*** DATA FOR PROCESSING ***

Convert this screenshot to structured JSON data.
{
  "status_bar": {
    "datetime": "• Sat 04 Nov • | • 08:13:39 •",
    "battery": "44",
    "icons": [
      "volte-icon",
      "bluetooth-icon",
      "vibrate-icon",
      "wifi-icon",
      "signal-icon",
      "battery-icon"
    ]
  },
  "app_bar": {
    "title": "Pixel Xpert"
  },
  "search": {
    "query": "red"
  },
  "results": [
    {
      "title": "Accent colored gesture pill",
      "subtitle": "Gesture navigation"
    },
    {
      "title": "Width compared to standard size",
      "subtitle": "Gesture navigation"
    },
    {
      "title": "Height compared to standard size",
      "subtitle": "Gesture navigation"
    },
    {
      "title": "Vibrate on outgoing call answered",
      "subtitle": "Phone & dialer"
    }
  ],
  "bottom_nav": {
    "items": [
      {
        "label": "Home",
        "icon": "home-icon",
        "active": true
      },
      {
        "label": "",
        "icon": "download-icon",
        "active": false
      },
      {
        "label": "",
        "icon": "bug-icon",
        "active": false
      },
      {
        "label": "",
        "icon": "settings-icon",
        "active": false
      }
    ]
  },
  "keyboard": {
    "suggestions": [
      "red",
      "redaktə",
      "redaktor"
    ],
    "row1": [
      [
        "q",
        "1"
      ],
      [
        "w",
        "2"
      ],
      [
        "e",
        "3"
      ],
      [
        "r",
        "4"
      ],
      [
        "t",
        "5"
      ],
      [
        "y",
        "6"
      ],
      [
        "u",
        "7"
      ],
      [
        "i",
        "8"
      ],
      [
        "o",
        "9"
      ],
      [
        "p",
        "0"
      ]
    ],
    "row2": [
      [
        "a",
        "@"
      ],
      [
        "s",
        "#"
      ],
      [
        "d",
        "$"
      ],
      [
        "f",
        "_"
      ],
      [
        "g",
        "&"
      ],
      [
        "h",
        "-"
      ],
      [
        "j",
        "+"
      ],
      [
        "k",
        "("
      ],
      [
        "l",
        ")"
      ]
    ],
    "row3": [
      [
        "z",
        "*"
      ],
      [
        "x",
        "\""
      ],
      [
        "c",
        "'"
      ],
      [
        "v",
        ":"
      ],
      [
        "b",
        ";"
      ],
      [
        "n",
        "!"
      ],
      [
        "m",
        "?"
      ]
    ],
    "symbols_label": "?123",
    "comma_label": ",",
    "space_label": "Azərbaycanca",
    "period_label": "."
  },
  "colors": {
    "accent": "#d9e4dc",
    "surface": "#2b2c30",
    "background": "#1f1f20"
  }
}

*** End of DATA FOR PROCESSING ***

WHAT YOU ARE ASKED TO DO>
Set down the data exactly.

SOLUTION>
Convert this screenshot to structured JSON data.
{
  "status_bar": {
    "datetime": "• Sat 04 Nov • | • 08:13:39 •",
    "battery": "44",
    "icons": [
      "volte-icon",
      "bluetooth-icon",
      "vibrate-icon",
      "wifi-icon",
      "signal-icon",
      "battery-icon"
    ]
  },
  "app_bar": {
    "title": "Pixel Xpert"
  },
  "search": {
    "query": "red"
  },
  "results": [
    {
      "title": "Accent colored gesture pill",
      "subtitle": "Gesture navigation"
    },
    {
      "title": "Width compared to standard size",
      "subtitle": "Gesture navigation"
    },
    {
      "title": "Height compared to standard size",
      "subtitle": "Gesture navigation"
    },
    {
      "title": "Vibrate on outgoing call answered",
      "subtitle": "Phone & dialer"
    }
  ],
  "bottom_nav": {
    "items": [
      {
        "label": "Home",
        "icon": "home-icon",
        "active": true
      },
      {
        "label": "",
        "icon": "download-icon",
        "active": false
      },
      {
        "label": "",
        "icon": "bug-icon",
        "active": false
      },
      {
        "label": "",
        "icon": "settings-icon",
        "active": false
      }
    ]
  },
  "keyboard": {
    "suggestions": [
      "red",
      "redaktə",
      "redaktor"
    ],
    "row1": [
      [
        "q",
        "1"
      ],
      [
        "w",
        "2"
      ],
      [
        "e",
        "3"
      ],
      [
        "r",
        "4"
      ],
      [
        "t",
        "5"
      ],
      [
        "y",
        "6"
      ],
      [
        "u",
        "7"
      ],
      [
        "i",
        "8"
      ],
      [
        "o",
        "9"
      ],
      [
        "p",
        "0"
      ]
    ],
    "row2": [
      [
        "a",
        "@"
      ],
      [
        "s",
        "#"
      ],
      [
        "d",
        "$"
      ],
      [
        "f",
        "_"
      ],
      [
        "g",
        "&"
      ],
      [
        "h",
        "-"
      ],
      [
        "j",
        "+"
      ],
      [
        "k",
        "("
      ],
      [
        "l",
        ")"
      ]
    ],
    "row3": [
      [
        "z",
        "*"
      ],
      [
        "x",
        "\""
      ],
      [
        "c",
        "'"
      ],
      [
        "v",
        ":"
      ],
      [
        "b",
        ";"
      ],
      [
        "n",
        "!"
      ],
      [
        "m",
        "?"
      ]
    ],
    "symbols_label": "?123",
    "comma_label": ",",
    "space_label": "Azərbaycanca",
    "period_label": "."
  },
  "colors": {
    "accent": "#d9e4dc",
    "surface": "#2b2c30",
    "background": "#1f1f20"
  }
}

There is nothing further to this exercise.